(DATA FOR ANALYSIS):
****

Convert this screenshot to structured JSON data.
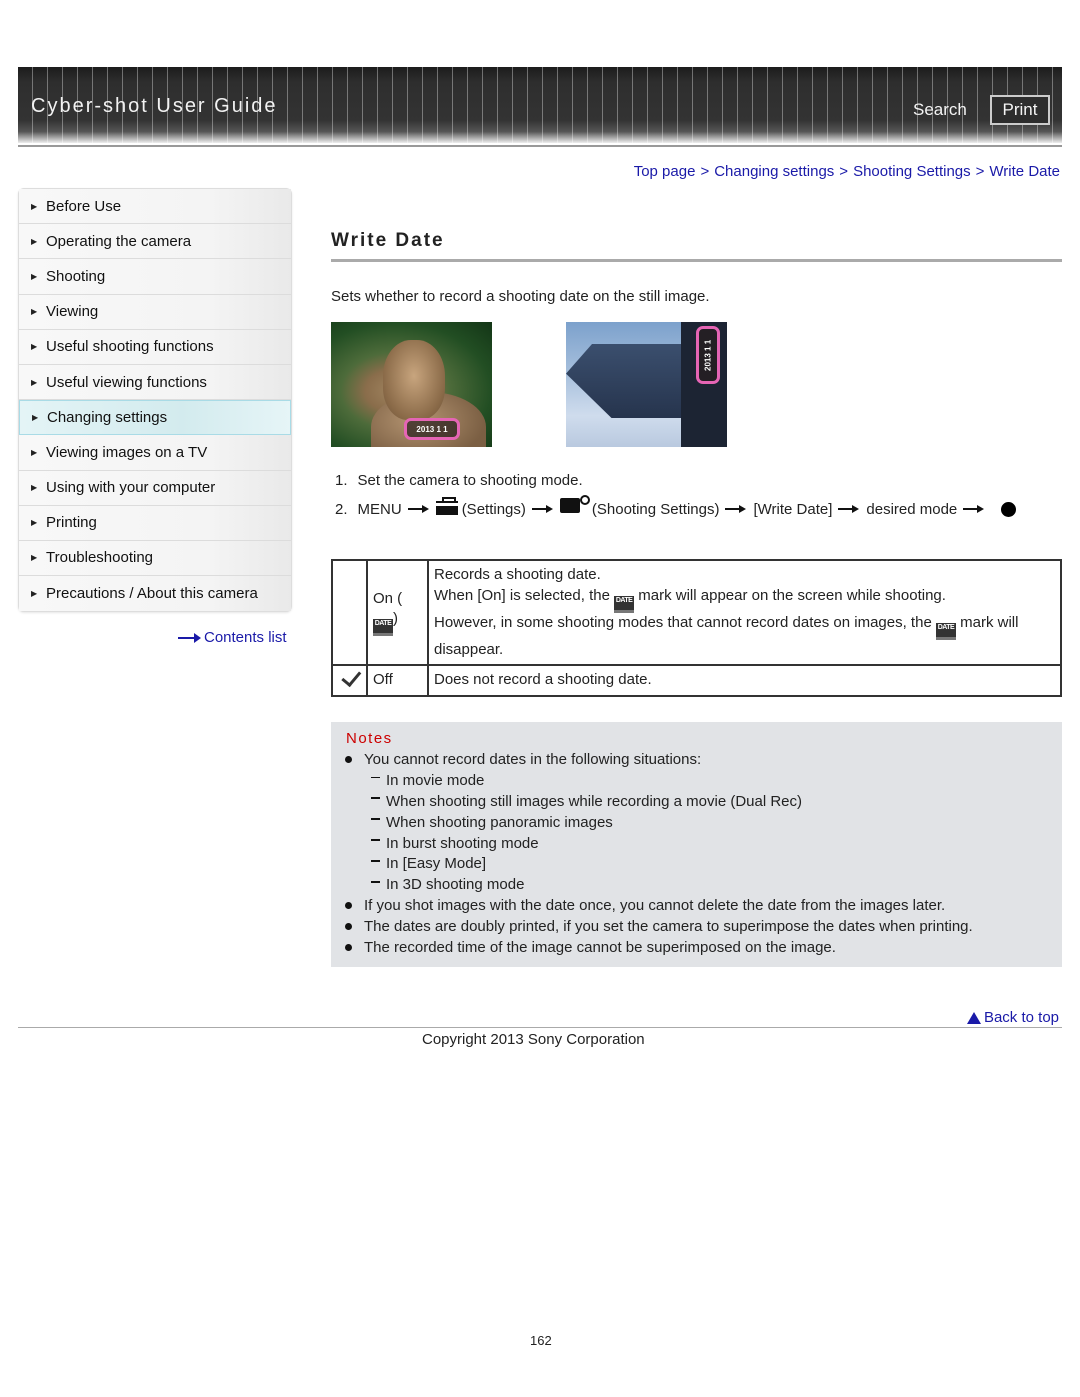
{
  "header": {
    "title": "Cyber-shot User Guide",
    "search_label": "Search",
    "print_label": "Print"
  },
  "breadcrumb": {
    "items": [
      "Top page",
      "Changing settings",
      "Shooting Settings",
      "Write Date"
    ],
    "separator": ">"
  },
  "sidebar": {
    "items": [
      {
        "label": "Before Use"
      },
      {
        "label": "Operating the camera"
      },
      {
        "label": "Shooting"
      },
      {
        "label": "Viewing"
      },
      {
        "label": "Useful shooting functions"
      },
      {
        "label": "Useful viewing functions"
      },
      {
        "label": "Changing settings",
        "active": true
      },
      {
        "label": "Viewing images on a TV"
      },
      {
        "label": "Using with your computer"
      },
      {
        "label": "Printing"
      },
      {
        "label": "Troubleshooting"
      },
      {
        "label": "Precautions / About this camera"
      }
    ],
    "contents_list_label": "Contents list"
  },
  "main": {
    "title": "Write Date",
    "intro": "Sets whether to record a shooting date on the still image.",
    "photos": [
      {
        "subject": "cat",
        "stamp": "2013 1 1"
      },
      {
        "subject": "building",
        "stamp": "2013 1 1"
      }
    ],
    "steps": [
      {
        "num": "1.",
        "text": "Set the camera to shooting mode."
      },
      {
        "num": "2.",
        "menu": "MENU",
        "settings": "(Settings)",
        "shooting_settings": "(Shooting Settings)",
        "write_date": "[Write Date]",
        "desired_mode": "desired mode"
      }
    ],
    "table": {
      "rows": [
        {
          "default": false,
          "option_prefix": "On (",
          "option_suffix": ")",
          "line1": "Records a shooting date.",
          "line2a": "When [On] is selected, the",
          "line2b": "mark will appear on the screen while shooting.",
          "line3a": "However, in some shooting modes that cannot record dates on images, the",
          "line3b": "mark will",
          "line4": "disappear."
        },
        {
          "default": true,
          "option": "Off",
          "description": "Does not record a shooting date."
        }
      ],
      "date_icon_label": "DATE"
    },
    "notes": {
      "title": "Notes",
      "items": [
        {
          "type": "bullet",
          "text": "You cannot record dates in the following situations:"
        },
        {
          "type": "sub",
          "text": "In movie mode"
        },
        {
          "type": "sub",
          "text": "When shooting still images while recording a movie (Dual Rec)"
        },
        {
          "type": "sub",
          "text": "When shooting panoramic images"
        },
        {
          "type": "sub",
          "text": "In burst shooting mode"
        },
        {
          "type": "sub",
          "text": "In [Easy Mode]"
        },
        {
          "type": "sub",
          "text": "In 3D shooting mode"
        },
        {
          "type": "bullet",
          "text": "If you shot images with the date once, you cannot delete the date from the images later."
        },
        {
          "type": "bullet",
          "text": "The dates are doubly printed, if you set the camera to superimpose the dates when printing."
        },
        {
          "type": "bullet",
          "text": "The recorded time of the image cannot be superimposed on the image."
        }
      ]
    }
  },
  "footer": {
    "back_to_top": "Back to top",
    "copyright": "Copyright 2013 Sony Corporation",
    "page_number": "162"
  },
  "colors": {
    "link": "#1a1aa8",
    "notes_title": "#cc0000",
    "notes_bg": "#e1e3e6",
    "active_sidebar": "#d3ebee",
    "header_bg": "#333333"
  }
}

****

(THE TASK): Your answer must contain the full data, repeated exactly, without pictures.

(TASK RESPONSE):
Convert this screenshot to structured JSON data.
{
  "header": {
    "title": "Cyber-shot User Guide",
    "search_label": "Search",
    "print_label": "Print"
  },
  "breadcrumb": {
    "items": [
      "Top page",
      "Changing settings",
      "Shooting Settings",
      "Write Date"
    ],
    "separator": ">"
  },
  "sidebar": {
    "items": [
      {
        "label": "Before Use"
      },
      {
        "label": "Operating the camera"
      },
      {
        "label": "Shooting"
      },
      {
        "label": "Viewing"
      },
      {
        "label": "Useful shooting functions"
      },
      {
        "label": "Useful viewing functions"
      },
      {
        "label": "Changing settings",
        "active": true
      },
      {
        "label": "Viewing images on a TV"
      },
      {
        "label": "Using with your computer"
      },
      {
        "label": "Printing"
      },
      {
        "label": "Troubleshooting"
      },
      {
        "label": "Precautions / About this camera"
      }
    ],
    "contents_list_label": "Contents list"
  },
  "main": {
    "title": "Write Date",
    "intro": "Sets whether to record a shooting date on the still image.",
    "photos": [
      {
        "subject": "cat",
        "stamp": "2013 1 1"
      },
      {
        "subject": "building",
        "stamp": "2013 1 1"
      }
    ],
    "steps": [
      {
        "num": "1.",
        "text": "Set the camera to shooting mode."
      },
      {
        "num": "2.",
        "menu": "MENU",
        "settings": "(Settings)",
        "shooting_settings": "(Shooting Settings)",
        "write_date": "[Write Date]",
        "desired_mode": "desired mode"
      }
    ],
    "table": {
      "rows": [
        {
          "default": false,
          "option_prefix": "On (",
          "option_suffix": ")",
          "line1": "Records a shooting date.",
          "line2a": "When [On] is selected, the",
          "line2b": "mark will appear on the screen while shooting.",
          "line3a": "However, in some shooting modes that cannot record dates on images, the",
          "line3b": "mark will",
          "line4": "disappear."
        },
        {
          "default": true,
          "option": "Off",
          "description": "Does not record a shooting date."
        }
      ],
      "date_icon_label": "DATE"
    },
    "notes": {
      "title": "Notes",
      "items": [
        {
          "type": "bullet",
          "text": "You cannot record dates in the following situations:"
        },
        {
          "type": "sub",
          "text": "In movie mode"
        },
        {
          "type": "sub",
          "text": "When shooting still images while recording a movie (Dual Rec)"
        },
        {
          "type": "sub",
          "text": "When shooting panoramic images"
        },
        {
          "type": "sub",
          "text": "In burst shooting mode"
        },
        {
          "type": "sub",
          "text": "In [Easy Mode]"
        },
        {
          "type": "sub",
          "text": "In 3D shooting mode"
        },
        {
          "type": "bullet",
          "text": "If you shot images with the date once, you cannot delete the date from the images later."
        },
        {
          "type": "bullet",
          "text": "The dates are doubly printed, if you set the camera to superimpose the dates when printing."
        },
        {
          "type": "bullet",
          "text": "The recorded time of the image cannot be superimposed on the image."
        }
      ]
    }
  },
  "footer": {
    "back_to_top": "Back to top",
    "copyright": "Copyright 2013 Sony Corporation",
    "page_number": "162"
  },
  "colors": {
    "link": "#1a1aa8",
    "notes_title": "#cc0000",
    "notes_bg": "#e1e3e6",
    "active_sidebar": "#d3ebee",
    "header_bg": "#333333"
  }
}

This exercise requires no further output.